If you truely believe he is clean then it is a matter of helping out of the situation. I would get a PFA, restraining order and keep her away from him and kids and let her come to court. Get them out and a place to stay. I wish you the best of luck and if you need more help PM and you can call anytime day or night.

Youy would likely have the highest benefit from attending a local alanon group. Alanon groups are similar to AA groups except that they are not for alchoholic/addicts - they are for people like you, who suffer from addiiction while not being the user. Here you can share your experience with others in similar situations and learn from each other how to handle life with addicted family members. Since many of the members have been dealing with family addiction for years and even decades, this is a great place to find practical solutions. Just Google "alanon" and you'll find several meetings in your area.

There is no way he will stay sober if there is an active user in the house. He needs to leave. But that can't really be your decision to make, unfortunately.

It is sad to see kids go through this, but what you can do is limited. One of the main prayers used by recovering alchoholic/addicts goes like this: "God, grant me the serentiy to accept the things I cannot change, the courage to change the things I can and the wisdom to know the difference." I think this applies to you as well.

Originally posted by Joel Owens:
Even though someone is in their 20's,30's40's physically that does not mean mentally they have the capacity or growth for that age.

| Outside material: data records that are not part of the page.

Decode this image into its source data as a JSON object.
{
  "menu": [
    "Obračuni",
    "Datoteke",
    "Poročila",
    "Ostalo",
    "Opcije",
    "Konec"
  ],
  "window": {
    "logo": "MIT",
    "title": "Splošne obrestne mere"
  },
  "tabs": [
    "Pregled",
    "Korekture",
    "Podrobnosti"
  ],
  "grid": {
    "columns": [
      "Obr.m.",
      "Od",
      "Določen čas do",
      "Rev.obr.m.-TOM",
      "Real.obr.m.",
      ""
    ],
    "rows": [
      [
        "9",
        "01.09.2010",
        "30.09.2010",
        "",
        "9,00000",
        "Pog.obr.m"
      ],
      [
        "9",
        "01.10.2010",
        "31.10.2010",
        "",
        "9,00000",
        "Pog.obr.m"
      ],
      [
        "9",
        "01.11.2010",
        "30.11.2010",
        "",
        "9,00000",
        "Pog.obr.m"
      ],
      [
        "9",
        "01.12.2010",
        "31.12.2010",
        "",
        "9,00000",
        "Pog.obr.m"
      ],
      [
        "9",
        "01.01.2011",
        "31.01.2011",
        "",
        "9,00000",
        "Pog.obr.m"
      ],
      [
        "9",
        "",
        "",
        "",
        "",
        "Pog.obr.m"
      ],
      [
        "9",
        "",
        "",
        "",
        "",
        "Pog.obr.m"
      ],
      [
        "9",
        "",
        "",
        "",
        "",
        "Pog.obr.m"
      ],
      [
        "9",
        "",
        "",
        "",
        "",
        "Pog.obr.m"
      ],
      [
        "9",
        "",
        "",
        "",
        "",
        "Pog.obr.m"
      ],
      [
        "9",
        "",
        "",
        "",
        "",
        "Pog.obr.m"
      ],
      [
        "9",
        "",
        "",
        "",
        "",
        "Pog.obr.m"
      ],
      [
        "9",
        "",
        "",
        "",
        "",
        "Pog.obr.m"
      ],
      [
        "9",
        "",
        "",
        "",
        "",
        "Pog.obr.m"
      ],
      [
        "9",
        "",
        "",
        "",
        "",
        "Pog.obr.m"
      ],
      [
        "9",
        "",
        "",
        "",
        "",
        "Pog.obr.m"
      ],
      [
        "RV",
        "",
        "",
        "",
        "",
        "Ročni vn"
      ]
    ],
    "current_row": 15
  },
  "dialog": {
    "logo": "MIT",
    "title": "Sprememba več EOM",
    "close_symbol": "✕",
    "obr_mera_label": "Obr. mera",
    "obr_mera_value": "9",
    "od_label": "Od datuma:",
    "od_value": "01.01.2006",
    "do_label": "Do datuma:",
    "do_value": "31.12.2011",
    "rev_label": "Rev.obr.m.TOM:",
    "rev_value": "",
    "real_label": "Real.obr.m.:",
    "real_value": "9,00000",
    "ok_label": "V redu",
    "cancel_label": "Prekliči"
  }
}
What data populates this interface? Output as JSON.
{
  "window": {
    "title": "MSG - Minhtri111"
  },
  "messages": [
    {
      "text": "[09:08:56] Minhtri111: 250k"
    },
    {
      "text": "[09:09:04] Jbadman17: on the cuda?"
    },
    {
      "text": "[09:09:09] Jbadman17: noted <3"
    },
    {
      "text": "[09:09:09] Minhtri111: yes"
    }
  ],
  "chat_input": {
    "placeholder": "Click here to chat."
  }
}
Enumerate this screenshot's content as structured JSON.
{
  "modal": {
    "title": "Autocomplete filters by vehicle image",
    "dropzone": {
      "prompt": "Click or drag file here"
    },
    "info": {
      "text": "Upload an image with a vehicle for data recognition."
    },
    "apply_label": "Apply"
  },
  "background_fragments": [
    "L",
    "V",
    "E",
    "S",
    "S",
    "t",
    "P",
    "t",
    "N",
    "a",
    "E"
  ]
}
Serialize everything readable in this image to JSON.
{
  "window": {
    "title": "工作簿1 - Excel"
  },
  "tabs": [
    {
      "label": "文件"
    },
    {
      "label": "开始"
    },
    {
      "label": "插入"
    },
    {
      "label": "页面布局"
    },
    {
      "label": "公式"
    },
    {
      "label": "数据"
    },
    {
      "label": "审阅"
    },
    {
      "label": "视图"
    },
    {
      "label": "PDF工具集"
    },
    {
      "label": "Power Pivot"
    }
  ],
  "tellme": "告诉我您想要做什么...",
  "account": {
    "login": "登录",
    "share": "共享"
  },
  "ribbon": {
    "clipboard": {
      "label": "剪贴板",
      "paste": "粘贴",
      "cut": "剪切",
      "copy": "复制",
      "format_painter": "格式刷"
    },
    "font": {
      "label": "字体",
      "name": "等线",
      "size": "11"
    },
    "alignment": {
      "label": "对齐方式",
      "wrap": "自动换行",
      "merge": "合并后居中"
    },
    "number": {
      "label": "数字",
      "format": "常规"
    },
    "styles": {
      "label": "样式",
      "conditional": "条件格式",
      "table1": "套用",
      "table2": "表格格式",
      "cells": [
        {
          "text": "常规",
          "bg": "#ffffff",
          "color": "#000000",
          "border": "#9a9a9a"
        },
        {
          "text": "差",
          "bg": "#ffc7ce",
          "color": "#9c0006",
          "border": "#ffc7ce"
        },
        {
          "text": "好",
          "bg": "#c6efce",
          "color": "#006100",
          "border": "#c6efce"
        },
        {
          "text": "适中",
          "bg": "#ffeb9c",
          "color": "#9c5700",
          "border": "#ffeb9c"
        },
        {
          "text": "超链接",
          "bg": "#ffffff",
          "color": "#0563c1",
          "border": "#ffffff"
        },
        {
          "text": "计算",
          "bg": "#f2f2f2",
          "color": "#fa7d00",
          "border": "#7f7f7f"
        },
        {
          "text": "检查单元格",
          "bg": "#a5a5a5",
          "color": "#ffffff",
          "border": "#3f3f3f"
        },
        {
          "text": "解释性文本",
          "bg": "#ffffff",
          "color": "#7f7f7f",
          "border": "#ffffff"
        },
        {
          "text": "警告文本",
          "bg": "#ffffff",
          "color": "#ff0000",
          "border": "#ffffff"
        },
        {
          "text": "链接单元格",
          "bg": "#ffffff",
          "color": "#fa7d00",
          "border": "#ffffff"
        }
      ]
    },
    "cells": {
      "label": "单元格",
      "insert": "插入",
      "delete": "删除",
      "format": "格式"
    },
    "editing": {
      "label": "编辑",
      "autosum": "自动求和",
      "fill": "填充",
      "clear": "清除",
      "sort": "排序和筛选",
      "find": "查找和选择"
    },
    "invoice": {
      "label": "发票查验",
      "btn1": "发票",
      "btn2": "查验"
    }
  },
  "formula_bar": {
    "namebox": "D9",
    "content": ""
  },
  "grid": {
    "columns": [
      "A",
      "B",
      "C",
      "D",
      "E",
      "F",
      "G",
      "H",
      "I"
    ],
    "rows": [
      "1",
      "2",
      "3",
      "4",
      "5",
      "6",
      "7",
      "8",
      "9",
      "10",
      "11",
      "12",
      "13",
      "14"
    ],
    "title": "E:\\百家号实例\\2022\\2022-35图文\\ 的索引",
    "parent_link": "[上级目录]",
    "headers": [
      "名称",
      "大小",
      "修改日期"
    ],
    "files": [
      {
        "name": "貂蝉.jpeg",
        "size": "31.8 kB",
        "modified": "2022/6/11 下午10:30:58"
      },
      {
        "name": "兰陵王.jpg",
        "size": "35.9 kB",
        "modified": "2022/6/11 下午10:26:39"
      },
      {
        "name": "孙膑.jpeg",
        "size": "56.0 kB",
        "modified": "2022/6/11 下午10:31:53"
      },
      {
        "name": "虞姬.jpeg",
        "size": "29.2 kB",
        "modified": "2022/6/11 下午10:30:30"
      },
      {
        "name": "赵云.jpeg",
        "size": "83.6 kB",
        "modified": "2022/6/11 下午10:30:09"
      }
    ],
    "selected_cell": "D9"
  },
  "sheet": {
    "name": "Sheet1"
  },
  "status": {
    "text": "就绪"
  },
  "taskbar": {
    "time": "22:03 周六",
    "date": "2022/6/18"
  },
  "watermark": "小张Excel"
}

If a tragic event happened in their life at a specific time the growth could have stopped at that point.

I failed to mention that he watched his mother die between the ages of 4 and 12.

Thanks so much for those that have replied. I am searching for ideas and have got some.

Don that is a very tragic event I am sure he has not dealt with fully if he has turned to drugs.

You can't just stop doing something.You have to replace it with something else to fill the space.WHITE KNUCKLING and WILL POWER will eventually only lead to failure.

My mom worked for years and years at a violence center for women and dealt with people that had issues.You can guide them and try to show the way but at the end of the day it is their choice to want to live or die.

Just take in every moment your son is present and in the moment with you and try to cherish those memories.Right now your main goal is to protect the innocent children and take away any bad modeling behavior they are witnessing that can impact them for life.

When you kick a habit you have to do something else.

Example: Smoking - Bike Riding,Drinking- going to church,drugs-exercise etc.

Everyone has stress in their lives and that will never change.As we get older the stress does not go away it just transforms into something else.You might used to have worried about money,then it's your kids,then it's old age,mortality etc.

Until your son sees a counselor to deal with these issues and learn coping skills he is going to medicate himself to not feel anything.

The first few sessions of therapy is just small talk.The real work begins later on and either people commit and dig in to work on issues or say "Oh I am fine now and get scared and run away".

Many people go to their pastor but I feel they are not qualified as a drug abuse specialist or a licensed therapist to help them with situations like that.

Don you don't control your son but YOU DO control how you react to what he does and how it impacts your life and family.Maybe you feel guilty for him seeing his mom go through that and enabled him out of guilt to make yourself feel better in the moment.

All you can do everyday is work on yourself.If you do that you can have a positive impact on him that can do nothing but help.

Join the Largest Real Estate Investing Community

Basic membership is free, forever.

By signing up, you indicate that you agree to the BiggerPockets Terms & Conditions.